Each line in the data holding "where" should be listed.

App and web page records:
★ ★ ★ ★

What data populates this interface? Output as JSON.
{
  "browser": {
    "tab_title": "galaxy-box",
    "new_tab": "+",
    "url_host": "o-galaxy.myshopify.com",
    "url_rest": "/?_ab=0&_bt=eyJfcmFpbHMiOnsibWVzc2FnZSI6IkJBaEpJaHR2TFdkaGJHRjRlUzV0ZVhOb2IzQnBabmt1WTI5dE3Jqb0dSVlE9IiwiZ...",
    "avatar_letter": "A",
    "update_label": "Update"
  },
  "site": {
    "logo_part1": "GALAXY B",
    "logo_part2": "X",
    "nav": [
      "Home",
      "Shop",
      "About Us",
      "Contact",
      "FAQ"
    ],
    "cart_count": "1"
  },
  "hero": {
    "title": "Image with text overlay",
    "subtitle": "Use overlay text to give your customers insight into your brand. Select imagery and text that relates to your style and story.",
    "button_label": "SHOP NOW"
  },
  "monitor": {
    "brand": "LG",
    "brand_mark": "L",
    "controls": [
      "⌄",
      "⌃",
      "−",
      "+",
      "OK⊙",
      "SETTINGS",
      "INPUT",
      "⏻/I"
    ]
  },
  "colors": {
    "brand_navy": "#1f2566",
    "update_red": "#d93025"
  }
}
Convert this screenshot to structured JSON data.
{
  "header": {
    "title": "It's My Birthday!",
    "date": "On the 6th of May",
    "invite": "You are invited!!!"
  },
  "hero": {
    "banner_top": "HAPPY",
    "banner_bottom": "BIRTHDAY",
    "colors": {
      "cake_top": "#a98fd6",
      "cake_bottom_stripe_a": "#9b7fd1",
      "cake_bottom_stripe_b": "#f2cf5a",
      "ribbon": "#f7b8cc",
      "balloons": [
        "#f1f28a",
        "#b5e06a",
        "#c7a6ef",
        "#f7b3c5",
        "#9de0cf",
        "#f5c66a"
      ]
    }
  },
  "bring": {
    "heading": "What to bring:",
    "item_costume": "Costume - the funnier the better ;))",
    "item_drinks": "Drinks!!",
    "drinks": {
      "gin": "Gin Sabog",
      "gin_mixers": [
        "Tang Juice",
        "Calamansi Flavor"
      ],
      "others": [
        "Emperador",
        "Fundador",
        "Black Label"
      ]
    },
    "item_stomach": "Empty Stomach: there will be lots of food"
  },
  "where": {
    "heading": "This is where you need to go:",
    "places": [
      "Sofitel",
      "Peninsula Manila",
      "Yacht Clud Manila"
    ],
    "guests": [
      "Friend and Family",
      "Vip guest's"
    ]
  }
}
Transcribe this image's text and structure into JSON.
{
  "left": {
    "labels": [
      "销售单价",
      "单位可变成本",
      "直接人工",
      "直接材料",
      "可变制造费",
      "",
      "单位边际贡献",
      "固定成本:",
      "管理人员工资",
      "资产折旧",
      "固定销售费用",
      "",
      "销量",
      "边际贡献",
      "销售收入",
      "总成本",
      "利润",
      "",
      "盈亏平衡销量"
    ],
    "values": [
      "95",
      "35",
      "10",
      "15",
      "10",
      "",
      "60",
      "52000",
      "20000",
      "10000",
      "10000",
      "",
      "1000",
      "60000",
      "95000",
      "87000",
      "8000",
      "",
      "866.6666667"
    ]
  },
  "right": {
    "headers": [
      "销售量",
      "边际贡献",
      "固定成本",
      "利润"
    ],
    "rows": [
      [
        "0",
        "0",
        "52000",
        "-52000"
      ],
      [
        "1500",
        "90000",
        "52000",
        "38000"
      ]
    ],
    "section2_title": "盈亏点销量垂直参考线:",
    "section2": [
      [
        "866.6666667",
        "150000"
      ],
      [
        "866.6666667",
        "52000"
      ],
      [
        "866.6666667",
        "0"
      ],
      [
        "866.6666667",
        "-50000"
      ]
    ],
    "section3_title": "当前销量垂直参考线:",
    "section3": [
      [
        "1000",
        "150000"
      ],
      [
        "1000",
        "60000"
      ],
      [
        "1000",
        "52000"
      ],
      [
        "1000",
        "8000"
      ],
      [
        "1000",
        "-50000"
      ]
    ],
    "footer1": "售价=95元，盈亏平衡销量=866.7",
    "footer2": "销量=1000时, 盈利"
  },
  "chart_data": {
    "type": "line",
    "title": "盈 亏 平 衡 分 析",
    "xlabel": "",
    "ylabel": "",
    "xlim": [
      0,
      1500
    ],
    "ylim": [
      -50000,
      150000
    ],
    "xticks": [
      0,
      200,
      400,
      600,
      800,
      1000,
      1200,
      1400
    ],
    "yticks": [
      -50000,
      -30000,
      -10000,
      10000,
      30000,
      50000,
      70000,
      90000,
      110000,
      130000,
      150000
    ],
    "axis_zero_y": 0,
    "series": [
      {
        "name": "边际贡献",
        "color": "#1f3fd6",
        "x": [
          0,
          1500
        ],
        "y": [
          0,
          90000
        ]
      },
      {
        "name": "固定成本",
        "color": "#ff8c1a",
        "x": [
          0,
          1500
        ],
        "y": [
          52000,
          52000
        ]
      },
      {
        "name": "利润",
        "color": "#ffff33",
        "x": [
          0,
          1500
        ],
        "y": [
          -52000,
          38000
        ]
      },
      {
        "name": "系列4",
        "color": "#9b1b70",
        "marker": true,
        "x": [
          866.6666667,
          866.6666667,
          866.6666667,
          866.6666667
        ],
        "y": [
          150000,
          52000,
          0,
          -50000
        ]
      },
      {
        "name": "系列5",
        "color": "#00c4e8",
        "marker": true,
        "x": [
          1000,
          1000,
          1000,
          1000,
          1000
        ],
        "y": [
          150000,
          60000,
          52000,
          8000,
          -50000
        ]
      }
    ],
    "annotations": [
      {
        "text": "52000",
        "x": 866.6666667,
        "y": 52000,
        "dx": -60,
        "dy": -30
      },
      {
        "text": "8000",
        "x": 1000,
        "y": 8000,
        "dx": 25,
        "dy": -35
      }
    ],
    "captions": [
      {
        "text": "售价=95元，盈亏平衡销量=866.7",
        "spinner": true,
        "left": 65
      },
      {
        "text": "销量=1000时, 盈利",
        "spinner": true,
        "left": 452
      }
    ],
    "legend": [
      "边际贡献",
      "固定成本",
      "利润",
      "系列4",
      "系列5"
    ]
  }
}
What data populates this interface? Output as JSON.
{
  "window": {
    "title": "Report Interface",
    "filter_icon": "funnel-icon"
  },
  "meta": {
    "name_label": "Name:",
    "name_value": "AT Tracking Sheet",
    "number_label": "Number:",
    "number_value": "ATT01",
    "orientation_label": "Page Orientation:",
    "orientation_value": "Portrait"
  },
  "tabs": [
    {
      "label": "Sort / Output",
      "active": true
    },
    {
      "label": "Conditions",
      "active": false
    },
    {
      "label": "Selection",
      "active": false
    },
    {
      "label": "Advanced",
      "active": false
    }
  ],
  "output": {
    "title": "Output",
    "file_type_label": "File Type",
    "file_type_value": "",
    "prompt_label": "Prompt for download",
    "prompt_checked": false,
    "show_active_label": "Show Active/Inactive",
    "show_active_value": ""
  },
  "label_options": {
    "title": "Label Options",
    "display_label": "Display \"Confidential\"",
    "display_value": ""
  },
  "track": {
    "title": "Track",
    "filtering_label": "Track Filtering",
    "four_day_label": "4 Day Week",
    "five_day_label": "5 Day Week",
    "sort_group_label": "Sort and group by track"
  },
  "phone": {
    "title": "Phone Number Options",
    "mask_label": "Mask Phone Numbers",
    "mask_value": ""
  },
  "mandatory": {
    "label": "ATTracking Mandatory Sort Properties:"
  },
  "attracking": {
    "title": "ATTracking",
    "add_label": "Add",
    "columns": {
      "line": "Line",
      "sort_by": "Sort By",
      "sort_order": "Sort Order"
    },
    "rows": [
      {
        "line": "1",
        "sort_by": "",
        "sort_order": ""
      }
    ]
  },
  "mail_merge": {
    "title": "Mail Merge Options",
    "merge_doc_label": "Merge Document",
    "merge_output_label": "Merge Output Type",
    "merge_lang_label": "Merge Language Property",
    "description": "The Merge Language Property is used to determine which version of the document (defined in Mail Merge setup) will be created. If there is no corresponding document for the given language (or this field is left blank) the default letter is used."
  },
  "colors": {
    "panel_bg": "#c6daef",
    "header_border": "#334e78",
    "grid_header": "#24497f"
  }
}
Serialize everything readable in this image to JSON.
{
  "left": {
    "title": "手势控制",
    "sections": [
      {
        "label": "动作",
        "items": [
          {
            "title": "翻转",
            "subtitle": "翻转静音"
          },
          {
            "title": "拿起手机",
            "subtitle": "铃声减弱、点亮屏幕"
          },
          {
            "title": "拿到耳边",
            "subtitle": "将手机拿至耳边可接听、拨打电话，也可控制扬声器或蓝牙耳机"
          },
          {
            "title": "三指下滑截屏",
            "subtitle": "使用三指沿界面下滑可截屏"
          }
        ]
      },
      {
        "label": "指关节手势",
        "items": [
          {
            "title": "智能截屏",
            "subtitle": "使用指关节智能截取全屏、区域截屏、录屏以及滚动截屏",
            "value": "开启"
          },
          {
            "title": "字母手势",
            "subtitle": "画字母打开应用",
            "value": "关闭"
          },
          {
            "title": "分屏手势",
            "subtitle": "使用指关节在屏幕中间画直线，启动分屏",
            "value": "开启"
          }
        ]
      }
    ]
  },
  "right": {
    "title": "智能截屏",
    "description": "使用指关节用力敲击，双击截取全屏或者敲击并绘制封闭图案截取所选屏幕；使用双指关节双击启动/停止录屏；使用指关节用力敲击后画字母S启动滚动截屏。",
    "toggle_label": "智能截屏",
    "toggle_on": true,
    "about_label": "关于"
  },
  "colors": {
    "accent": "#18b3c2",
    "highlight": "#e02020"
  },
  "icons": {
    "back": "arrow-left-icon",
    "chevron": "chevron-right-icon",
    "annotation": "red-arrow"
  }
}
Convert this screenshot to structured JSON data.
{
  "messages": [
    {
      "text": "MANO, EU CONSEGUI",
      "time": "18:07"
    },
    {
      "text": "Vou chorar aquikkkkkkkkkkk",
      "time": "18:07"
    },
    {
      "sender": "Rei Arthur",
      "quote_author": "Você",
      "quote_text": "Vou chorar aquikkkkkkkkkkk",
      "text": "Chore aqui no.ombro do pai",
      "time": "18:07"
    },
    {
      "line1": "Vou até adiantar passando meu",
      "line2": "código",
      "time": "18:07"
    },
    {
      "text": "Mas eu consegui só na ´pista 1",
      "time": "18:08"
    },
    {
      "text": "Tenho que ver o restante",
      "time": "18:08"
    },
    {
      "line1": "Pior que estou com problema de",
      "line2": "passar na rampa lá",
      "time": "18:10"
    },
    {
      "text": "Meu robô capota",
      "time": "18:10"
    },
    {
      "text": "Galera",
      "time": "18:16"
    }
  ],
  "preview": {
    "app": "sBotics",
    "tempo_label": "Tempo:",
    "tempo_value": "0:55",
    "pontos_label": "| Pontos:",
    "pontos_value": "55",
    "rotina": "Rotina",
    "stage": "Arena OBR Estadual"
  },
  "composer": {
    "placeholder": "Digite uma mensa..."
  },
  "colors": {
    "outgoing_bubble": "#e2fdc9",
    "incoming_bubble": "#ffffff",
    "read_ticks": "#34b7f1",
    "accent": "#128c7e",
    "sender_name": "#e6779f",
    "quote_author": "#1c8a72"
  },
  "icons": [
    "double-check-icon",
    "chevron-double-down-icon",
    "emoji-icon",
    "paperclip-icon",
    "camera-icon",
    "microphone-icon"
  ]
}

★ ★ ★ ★

• _Task response_:
  "where": {
    "heading": "This is where you need to go:",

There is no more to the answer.